Healing Emotional Avoidance: Why I Love When People Call Me Dramatic
My heart warms when people call me dramatic and I will be the first to admit I can be a touch over-emotional, and yes you called it sensitive. But, all I hear when people say this is; in tune, expressive, and emotionally intelligent. I will be that friend that asks you " But how did you feel about that?" Or- "Let's make space for your feelings today" And let's be honest you need those kinds of people in your life.
Trust me I was not always like that and it took so much work to get there. It still takes work.
For the longest time, my eating disorder was my biggest coping mechanism. Using it often and without realization to avoid emotions and self soothe, I would push down feelings of anxiety, rage, depression, and even happiness if I felt it wasn't deserved. This became such a natural thing I was unable to sit with any emotion or even define what I was feeling at all. I would immediately avoid it and restrict my food intake to try and gain control.
Through recovery, I was able to learn emotional identifiers and how to sit with emotions, even the not so fun ones and sit with myself. Eventually, I learned how to enjoy emotions.
Now, I am at a point in my process where if I do not immediately express myself I feel stifled- this also has its issues that I am working through.
Here are some of my thoughts on how to heal from emotional avoidance
1. Listen to your mind and body.
Be mindful of the emotions that are building up. Stay focused and present at the moment, if you can remove yourself from the situation and give yourself the time and space you need alone in order to reflect on how you are feeling. Try to use as many words you can to describe your feelings, write them down if you can. What is causing these emotions? Remember to be honest and kind with yourself, no emotion is good or bad- remove all judgment, you deserve this space.
2. Allow yourself to express these emotions naturally.
Do you feel like screaming? Crying? Laughing? Taking a jog? Or a long shower? Do it without judgment. Remember to be kind and compassionate with yourself. Treat yourself how you would a friend and allow your body to process these emotions naturally and safely.

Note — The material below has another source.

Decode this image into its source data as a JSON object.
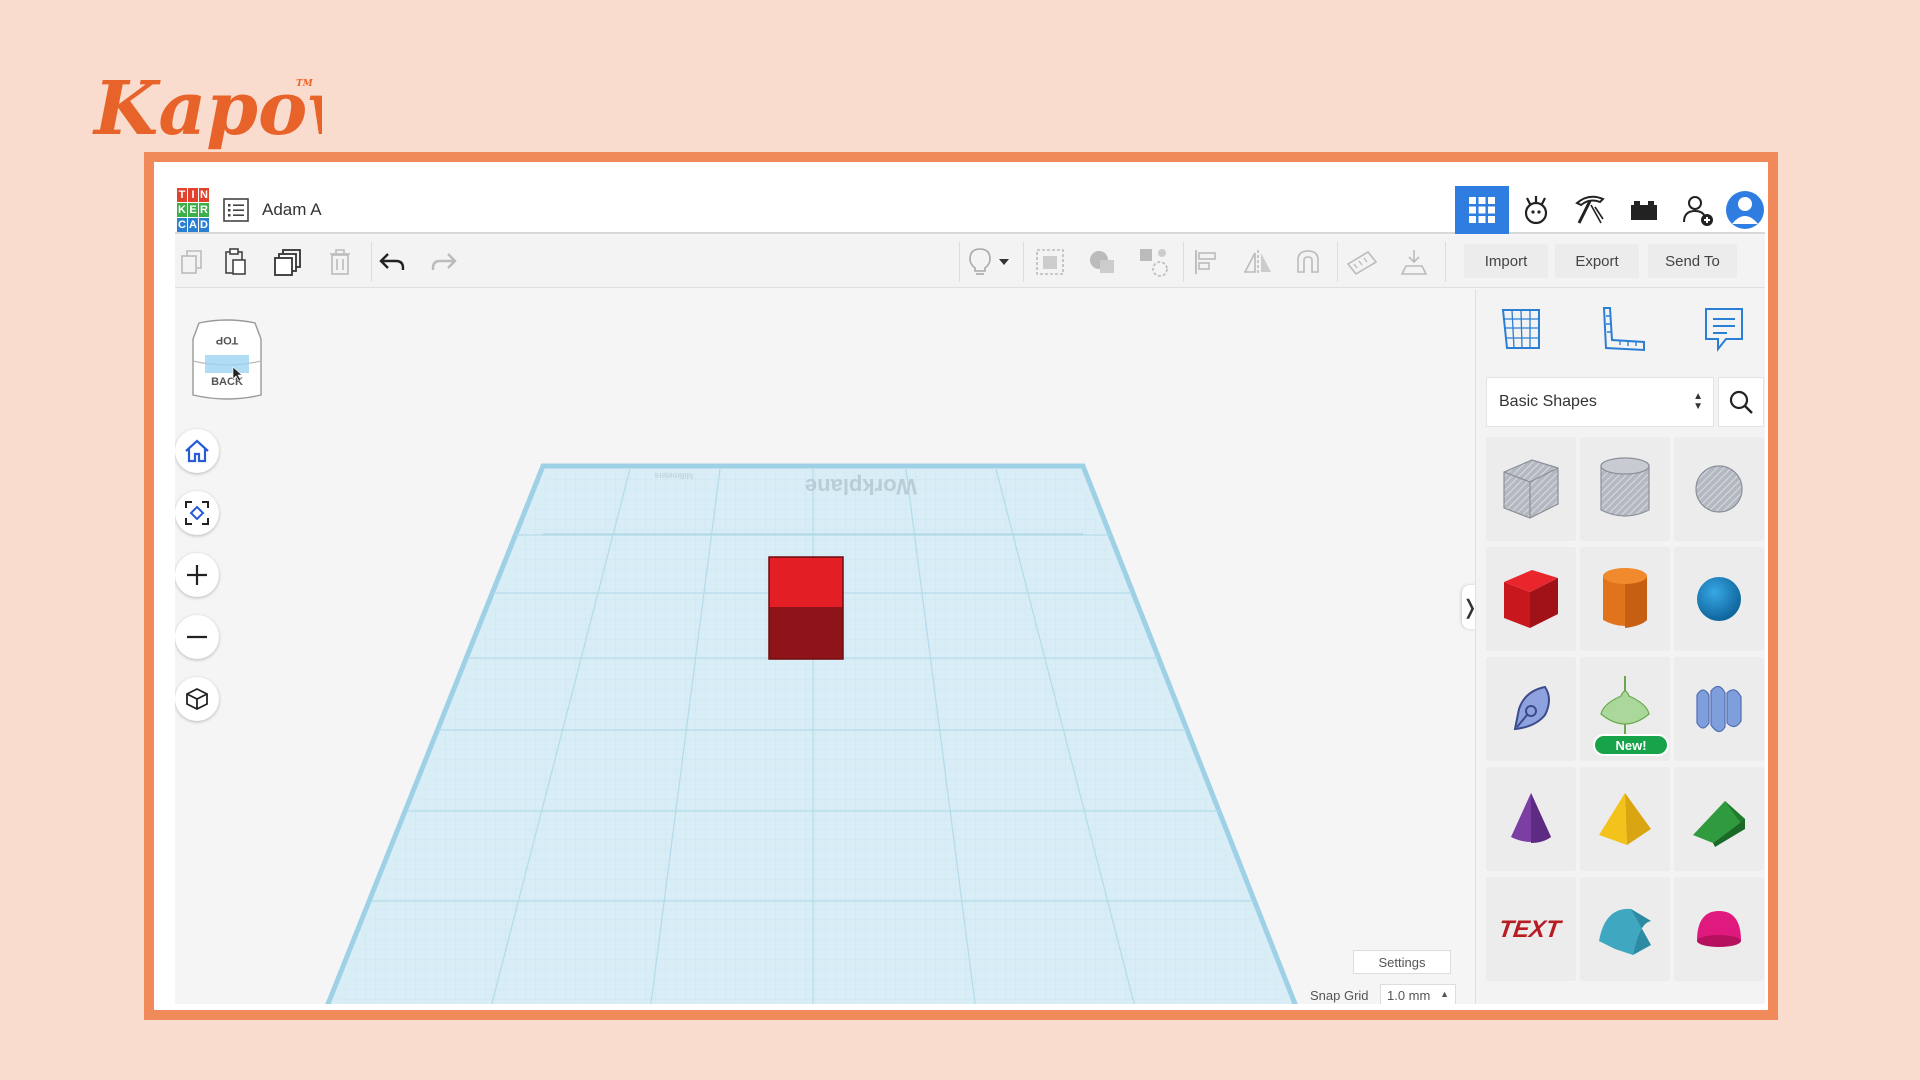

3. Communicating your emotions.
Expressing yourself is strength. Journal your emotions or head to a mirror and talk to yourself. Just hearing the words out loud can be healing. If you are able to find someone you trust, open up and practice this vulnerability with a friend, partner or loved one. No matter how you come, come as you are.

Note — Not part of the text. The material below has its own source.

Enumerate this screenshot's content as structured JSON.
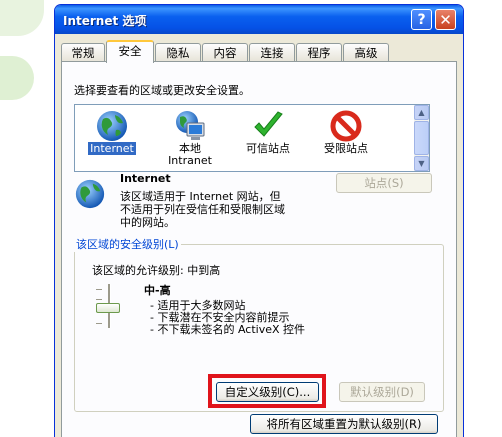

My recovery hasn't been perfect. I have been known to throw myself in a rage, misdirecting my emotions towards others, oversharing, or expressing emotions instead of identifying them first.
But allowing myself to be open and vulnerable has been a journey that has healed me in a way that has changed my life, my relationship with my body and myself that I wouldn't change.
I hope you can share with me how you connect with your emotions. I would love to talk about it with you.